1 School of Health and Related Research, The University of Sheffield, Regent Court, 30 Regent Street, Sheffield S1 4DA, England
2 School of Nursing and Midwifery, The University of Sheffield, Barber House Annexe, 3a Clarkehouse Road, Sheffield S10 2LA, England
3 School of Health Studies, Western University, London, ON N6A 3B4, Canada
4 Institute for Ageing and Health, Newcastle University, Campus for Ageing and Vitality, Newcastle upon Tyne NE4 5PL, UK
Trials 2014, 15:313 doi:10.1186/1745-6215-15-313Published: 6 August 2014
The increasing prevalence and associated cost of treating chronic obstructive pulmonary disease (COPD) is unsustainable, and focus is needed on self-management and prevention of hospital admissions. Telehealth monitoring of patients’ vital signs allows clinicians to prioritise their workload and enables patients to take more responsibility for their health. This paper reports the results of a pilot randomised controlled trial (RCT) of Telehealth-supported care within a community-based COPD supported-discharge service.
A two-arm pragmatic pilot RCT was conducted comparing the standard service with a Telehealth-supported service and assessed the potential for progressing into a full RCT. The co-primary outcome measures were the proportion of COPD patients readmitted to hospital and changes in patients’ self-reported quality of life. The objectives were to assess the suitability of the methodology, produce a sample size calculation for a full RCT, and to give an indication of cost-effectiveness for both pathways.

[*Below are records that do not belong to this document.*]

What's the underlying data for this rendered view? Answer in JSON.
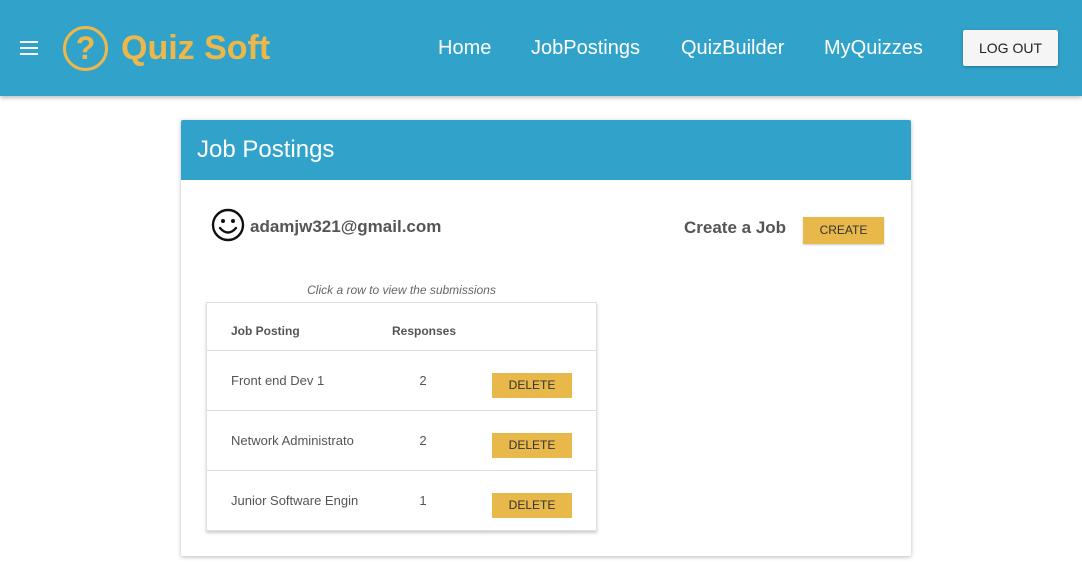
{
  "header": {
    "brand": "Quiz Soft",
    "logo_glyph": "?",
    "nav": [
      "Home",
      "JobPostings",
      "QuizBuilder",
      "MyQuizzes"
    ],
    "logout_label": "LOG OUT",
    "menu_icon": "hamburger-icon",
    "colors": {
      "bar": "#31a3cb",
      "brand": "#eeb74a"
    }
  },
  "page": {
    "title": "Job Postings",
    "user": {
      "icon": "smiley-icon",
      "email": "adamjw321@gmail.com"
    },
    "create_label": "Create a Job",
    "create_button": "CREATE",
    "hint": "Click a row to view the submissions",
    "table": {
      "columns": [
        "Job Posting",
        "Responses"
      ],
      "rows": [
        {
          "name": "Front end Dev 1",
          "responses": "2",
          "delete": "DELETE"
        },
        {
          "name": "Network Administrato",
          "responses": "2",
          "delete": "DELETE"
        },
        {
          "name": "Junior Software Engin",
          "responses": "1",
          "delete": "DELETE"
        }
      ]
    },
    "colors": {
      "button": "#e9b84a"
    }
  }
}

Sixty three participants were recruited (n = 31 Standard; n = 32 Telehealth); 15 participants were excluded from analysis due to inadequate data completion or withdrawal from the Telehealth arm. Recruitment was slow with significant gaps in data collection, due predominantly to an unanticipated 60% reduction of staff capacity within the clinical team. The sample size calculation was guided by estimates of clinically important effects and COPD readmission rates derived from the literature. Descriptive analyses showed that the standard service group had a lower proportion of patients with hospital readmissions and a greater increase in self-reported quality of life compared to the Telehealth-supported group. Telehealth was cost-effective only if hospital admissions data were excluded.
Slow recruitment rates and service reconfigurations prevented progression to a full RCT. Although there are advantages to conducting an RCT with data collection conducted by a frontline clinical team, in this case, challenges arose when resources within the team were reduced by external events. Gaps in data collection were resolved by recruiting a research nurse. This study reinforces previous findings regarding the difficulty of undertaking evaluation of complex interventions, and provides recommendations for the introduction and evaluation of complex interventions within clinical settings, such as prioritisation of research within the clinical remit.
Current Controlled Trials ISRCTN68856013, registered Nov 2010.